Return each line of the listing exactly as written.
+---+
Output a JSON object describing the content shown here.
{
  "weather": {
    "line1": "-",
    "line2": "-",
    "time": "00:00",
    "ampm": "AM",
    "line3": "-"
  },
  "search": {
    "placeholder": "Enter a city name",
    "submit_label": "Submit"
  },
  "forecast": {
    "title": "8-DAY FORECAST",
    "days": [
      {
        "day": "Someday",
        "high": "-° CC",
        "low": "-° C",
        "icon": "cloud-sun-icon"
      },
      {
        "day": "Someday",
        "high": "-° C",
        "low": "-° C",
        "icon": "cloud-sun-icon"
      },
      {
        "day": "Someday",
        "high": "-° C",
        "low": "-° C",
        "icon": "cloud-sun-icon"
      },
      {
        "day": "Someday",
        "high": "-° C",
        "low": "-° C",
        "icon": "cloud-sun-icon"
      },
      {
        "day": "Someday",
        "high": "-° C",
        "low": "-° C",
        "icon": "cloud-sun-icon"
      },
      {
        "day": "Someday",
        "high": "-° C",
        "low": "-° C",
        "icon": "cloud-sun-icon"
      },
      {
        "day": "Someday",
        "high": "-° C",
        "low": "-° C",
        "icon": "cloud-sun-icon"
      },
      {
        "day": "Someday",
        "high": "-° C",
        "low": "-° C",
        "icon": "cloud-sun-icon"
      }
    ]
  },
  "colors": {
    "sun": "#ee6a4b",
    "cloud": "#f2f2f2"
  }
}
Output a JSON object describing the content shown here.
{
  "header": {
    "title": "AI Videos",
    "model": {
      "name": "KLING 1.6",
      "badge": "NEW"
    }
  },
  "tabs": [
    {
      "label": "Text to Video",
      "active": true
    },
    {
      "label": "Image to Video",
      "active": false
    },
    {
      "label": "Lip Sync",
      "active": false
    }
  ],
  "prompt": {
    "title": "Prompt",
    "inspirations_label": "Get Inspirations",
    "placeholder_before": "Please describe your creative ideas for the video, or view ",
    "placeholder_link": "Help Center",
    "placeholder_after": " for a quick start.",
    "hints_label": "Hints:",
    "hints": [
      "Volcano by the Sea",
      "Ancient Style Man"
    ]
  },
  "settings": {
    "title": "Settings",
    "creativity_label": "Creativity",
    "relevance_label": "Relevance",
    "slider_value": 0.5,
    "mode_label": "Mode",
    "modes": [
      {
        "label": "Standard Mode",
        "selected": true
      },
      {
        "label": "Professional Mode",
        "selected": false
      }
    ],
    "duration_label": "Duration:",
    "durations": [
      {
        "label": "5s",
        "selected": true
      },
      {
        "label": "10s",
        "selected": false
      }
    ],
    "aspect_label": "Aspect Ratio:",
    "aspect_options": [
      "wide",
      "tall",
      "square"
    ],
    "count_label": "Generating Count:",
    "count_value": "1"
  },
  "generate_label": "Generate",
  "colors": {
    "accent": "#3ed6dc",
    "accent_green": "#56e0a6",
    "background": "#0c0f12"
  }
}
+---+
→ Solution to this exercise
Output a JSON object describing the content shown here.
{
  "weather": {
    "line1": "-",
    "line2": "-",
    "time": "00:00",
    "ampm": "AM",
    "line3": "-"
  },
  "search": {
    "placeholder": "Enter a city name",
    "submit_label": "Submit"
  },
  "forecast": {
    "title": "8-DAY FORECAST",
    "days": [
      {
        "day": "Someday",
        "high": "-° CC",
        "low": "-° C",
        "icon": "cloud-sun-icon"
      },
      {
        "day": "Someday",
        "high": "-° C",
        "low": "-° C",
        "icon": "cloud-sun-icon"
      },
      {
        "day": "Someday",
        "high": "-° C",
        "low": "-° C",
        "icon": "cloud-sun-icon"
      },
      {
        "day": "Someday",
        "high": "-° C",
        "low": "-° C",
        "icon": "cloud-sun-icon"
      },
      {
        "day": "Someday",
        "high": "-° C",
        "low": "-° C",
        "icon": "cloud-sun-icon"
      },
      {
        "day": "Someday",
        "high": "-° C",
        "low": "-° C",
        "icon": "cloud-sun-icon"
      },
      {
        "day": "Someday",
        "high": "-° C",
        "low": "-° C",
        "icon": "cloud-sun-icon"
      },
      {
        "day": "Someday",
        "high": "-° C",
        "low": "-° C",
        "icon": "cloud-sun-icon"
      }
    ]
  },
  "colors": {
    "sun": "#ee6a4b",
    "cloud": "#f2f2f2"
  }
}
Output a JSON object describing the content shown here.
{
  "header": {
    "title": "AI Videos",
    "model": {
      "name": "KLING 1.6",
      "badge": "NEW"
    }
  },
  "tabs": [
    {
      "label": "Text to Video",
      "active": true
    },
    {
      "label": "Image to Video",
      "active": false
    },
    {
      "label": "Lip Sync",
      "active": false
    }
  ],
  "prompt": {
    "title": "Prompt",
    "inspirations_label": "Get Inspirations",
    "placeholder_before": "Please describe your creative ideas for the video, or view ",
    "placeholder_link": "Help Center",
    "placeholder_after": " for a quick start.",
    "hints_label": "Hints:",
    "hints": [
      "Volcano by the Sea",
      "Ancient Style Man"
    ]
  },
  "settings": {
    "title": "Settings",
    "creativity_label": "Creativity",
    "relevance_label": "Relevance",
    "slider_value": 0.5,
    "mode_label": "Mode",
    "modes": [
      {
        "label": "Standard Mode",
        "selected": true
      },
      {
        "label": "Professional Mode",
        "selected": false
      }
    ],
    "duration_label": "Duration:",
    "durations": [
      {
        "label": "5s",
        "selected": true
      },
      {
        "label": "10s",
        "selected": false
      }
    ],
    "aspect_label": "Aspect Ratio:",
    "aspect_options": [
      "wide",
      "tall",
      "square"
    ],
    "count_label": "Generating Count:",
    "count_value": "1"
  },
  "generate_label": "Generate",
  "colors": {
    "accent": "#3ed6dc",
    "accent_green": "#56e0a6",
    "background": "#0c0f12"
  }
}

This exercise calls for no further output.